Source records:
########################################

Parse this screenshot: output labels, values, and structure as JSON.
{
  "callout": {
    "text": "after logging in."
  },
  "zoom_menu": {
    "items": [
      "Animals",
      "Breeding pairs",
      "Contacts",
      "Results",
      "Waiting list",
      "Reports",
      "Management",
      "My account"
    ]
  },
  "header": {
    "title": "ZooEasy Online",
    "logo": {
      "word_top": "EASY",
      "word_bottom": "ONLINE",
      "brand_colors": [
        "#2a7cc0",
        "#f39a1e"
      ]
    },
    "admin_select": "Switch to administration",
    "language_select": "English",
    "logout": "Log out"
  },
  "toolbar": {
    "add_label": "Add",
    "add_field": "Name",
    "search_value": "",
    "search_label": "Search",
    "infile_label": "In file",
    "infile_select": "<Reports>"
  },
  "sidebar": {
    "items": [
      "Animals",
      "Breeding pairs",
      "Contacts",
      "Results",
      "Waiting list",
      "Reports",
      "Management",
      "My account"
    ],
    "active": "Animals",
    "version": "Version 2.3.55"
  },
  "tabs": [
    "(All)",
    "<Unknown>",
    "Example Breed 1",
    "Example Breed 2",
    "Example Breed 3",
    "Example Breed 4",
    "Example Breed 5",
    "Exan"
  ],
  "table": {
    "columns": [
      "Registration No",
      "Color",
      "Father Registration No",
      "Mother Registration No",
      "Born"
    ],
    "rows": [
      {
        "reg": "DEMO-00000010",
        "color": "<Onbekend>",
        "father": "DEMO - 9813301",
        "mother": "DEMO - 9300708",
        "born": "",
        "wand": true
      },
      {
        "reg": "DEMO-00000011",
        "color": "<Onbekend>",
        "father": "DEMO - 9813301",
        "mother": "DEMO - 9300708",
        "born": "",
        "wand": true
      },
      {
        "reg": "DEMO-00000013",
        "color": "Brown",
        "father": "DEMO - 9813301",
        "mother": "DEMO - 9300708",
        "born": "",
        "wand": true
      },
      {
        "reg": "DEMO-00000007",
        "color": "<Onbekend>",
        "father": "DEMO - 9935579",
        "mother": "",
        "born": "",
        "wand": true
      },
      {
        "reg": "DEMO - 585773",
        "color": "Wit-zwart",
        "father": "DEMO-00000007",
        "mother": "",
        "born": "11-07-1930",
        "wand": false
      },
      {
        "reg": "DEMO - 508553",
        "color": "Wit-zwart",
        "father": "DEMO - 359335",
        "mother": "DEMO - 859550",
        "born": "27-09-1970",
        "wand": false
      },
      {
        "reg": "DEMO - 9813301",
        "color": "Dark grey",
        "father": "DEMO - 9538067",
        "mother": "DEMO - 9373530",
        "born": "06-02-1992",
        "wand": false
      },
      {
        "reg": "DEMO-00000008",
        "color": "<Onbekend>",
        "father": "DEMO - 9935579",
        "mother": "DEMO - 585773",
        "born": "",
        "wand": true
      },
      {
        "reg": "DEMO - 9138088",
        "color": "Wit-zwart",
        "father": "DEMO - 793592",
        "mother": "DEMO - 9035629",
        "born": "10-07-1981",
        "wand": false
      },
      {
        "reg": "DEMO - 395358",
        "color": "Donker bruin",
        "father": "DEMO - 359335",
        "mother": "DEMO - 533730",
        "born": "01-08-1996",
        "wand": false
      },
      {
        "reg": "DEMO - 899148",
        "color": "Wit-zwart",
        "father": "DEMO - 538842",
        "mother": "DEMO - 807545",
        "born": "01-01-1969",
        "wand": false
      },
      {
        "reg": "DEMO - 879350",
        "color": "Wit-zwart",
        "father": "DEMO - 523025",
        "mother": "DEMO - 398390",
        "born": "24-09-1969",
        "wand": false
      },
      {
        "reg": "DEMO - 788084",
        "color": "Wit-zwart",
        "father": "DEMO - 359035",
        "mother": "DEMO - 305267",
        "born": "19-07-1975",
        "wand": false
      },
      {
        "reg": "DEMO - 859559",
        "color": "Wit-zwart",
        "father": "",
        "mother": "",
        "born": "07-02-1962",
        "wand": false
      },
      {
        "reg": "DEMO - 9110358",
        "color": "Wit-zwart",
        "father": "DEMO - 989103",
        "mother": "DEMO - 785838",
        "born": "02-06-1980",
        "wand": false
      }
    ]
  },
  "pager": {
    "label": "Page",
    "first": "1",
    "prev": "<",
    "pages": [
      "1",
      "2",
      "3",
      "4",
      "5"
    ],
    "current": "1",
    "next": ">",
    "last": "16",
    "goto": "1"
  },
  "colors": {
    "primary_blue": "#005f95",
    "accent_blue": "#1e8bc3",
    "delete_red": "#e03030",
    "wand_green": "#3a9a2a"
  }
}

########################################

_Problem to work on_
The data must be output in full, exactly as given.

_Solution to this task_
Parse this screenshot: output labels, values, and structure as JSON.
{
  "callout": {
    "text": "after logging in."
  },
  "zoom_menu": {
    "items": [
      "Animals",
      "Breeding pairs",
      "Contacts",
      "Results",
      "Waiting list",
      "Reports",
      "Management",
      "My account"
    ]
  },
  "header": {
    "title": "ZooEasy Online",
    "logo": {
      "word_top": "EASY",
      "word_bottom": "ONLINE",
      "brand_colors": [
        "#2a7cc0",
        "#f39a1e"
      ]
    },
    "admin_select": "Switch to administration",
    "language_select": "English",
    "logout": "Log out"
  },
  "toolbar": {
    "add_label": "Add",
    "add_field": "Name",
    "search_value": "",
    "search_label": "Search",
    "infile_label": "In file",
    "infile_select": "<Reports>"
  },
  "sidebar": {
    "items": [
      "Animals",
      "Breeding pairs",
      "Contacts",
      "Results",
      "Waiting list",
      "Reports",
      "Management",
      "My account"
    ],
    "active": "Animals",
    "version": "Version 2.3.55"
  },
  "tabs": [
    "(All)",
    "<Unknown>",
    "Example Breed 1",
    "Example Breed 2",
    "Example Breed 3",
    "Example Breed 4",
    "Example Breed 5",
    "Exan"
  ],
  "table": {
    "columns": [
      "Registration No",
      "Color",
      "Father Registration No",
      "Mother Registration No",
      "Born"
    ],
    "rows": [
      {
        "reg": "DEMO-00000010",
        "color": "<Onbekend>",
        "father": "DEMO - 9813301",
        "mother": "DEMO - 9300708",
        "born": "",
        "wand": true
      },
      {
        "reg": "DEMO-00000011",
        "color": "<Onbekend>",
        "father": "DEMO - 9813301",
        "mother": "DEMO - 9300708",
        "born": "",
        "wand": true
      },
      {
        "reg": "DEMO-00000013",
        "color": "Brown",
        "father": "DEMO - 9813301",
        "mother": "DEMO - 9300708",
        "born": "",
        "wand": true
      },
      {
        "reg": "DEMO-00000007",
        "color": "<Onbekend>",
        "father": "DEMO - 9935579",
        "mother": "",
        "born": "",
        "wand": true
      },
      {
        "reg": "DEMO - 585773",
        "color": "Wit-zwart",
        "father": "DEMO-00000007",
        "mother": "",
        "born": "11-07-1930",
        "wand": false
      },
      {
        "reg": "DEMO - 508553",
        "color": "Wit-zwart",
        "father": "DEMO - 359335",
        "mother": "DEMO - 859550",
        "born": "27-09-1970",
        "wand": false
      },
      {
        "reg": "DEMO - 9813301",
        "color": "Dark grey",
        "father": "DEMO - 9538067",
        "mother": "DEMO - 9373530",
        "born": "06-02-1992",
        "wand": false
      },
      {
        "reg": "DEMO-00000008",
        "color": "<Onbekend>",
        "father": "DEMO - 9935579",
        "mother": "DEMO - 585773",
        "born": "",
        "wand": true
      },
      {
        "reg": "DEMO - 9138088",
        "color": "Wit-zwart",
        "father": "DEMO - 793592",
        "mother": "DEMO - 9035629",
        "born": "10-07-1981",
        "wand": false
      },
      {
        "reg": "DEMO - 395358",
        "color": "Donker bruin",
        "father": "DEMO - 359335",
        "mother": "DEMO - 533730",
        "born": "01-08-1996",
        "wand": false
      },
      {
        "reg": "DEMO - 899148",
        "color": "Wit-zwart",
        "father": "DEMO - 538842",
        "mother": "DEMO - 807545",
        "born": "01-01-1969",
        "wand": false
      },
      {
        "reg": "DEMO - 879350",
        "color": "Wit-zwart",
        "father": "DEMO - 523025",
        "mother": "DEMO - 398390",
        "born": "24-09-1969",
        "wand": false
      },
      {
        "reg": "DEMO - 788084",
        "color": "Wit-zwart",
        "father": "DEMO - 359035",
        "mother": "DEMO - 305267",
        "born": "19-07-1975",
        "wand": false
      },
      {
        "reg": "DEMO - 859559",
        "color": "Wit-zwart",
        "father": "",
        "mother": "",
        "born": "07-02-1962",
        "wand": false
      },
      {
        "reg": "DEMO - 9110358",
        "color": "Wit-zwart",
        "father": "DEMO - 989103",
        "mother": "DEMO - 785838",
        "born": "02-06-1980",
        "wand": false
      }
    ]
  },
  "pager": {
    "label": "Page",
    "first": "1",
    "prev": "<",
    "pages": [
      "1",
      "2",
      "3",
      "4",
      "5"
    ],
    "current": "1",
    "next": ">",
    "last": "16",
    "goto": "1"
  },
  "colors": {
    "primary_blue": "#005f95",
    "accent_blue": "#1e8bc3",
    "delete_red": "#e03030",
    "wand_green": "#3a9a2a"
  }
}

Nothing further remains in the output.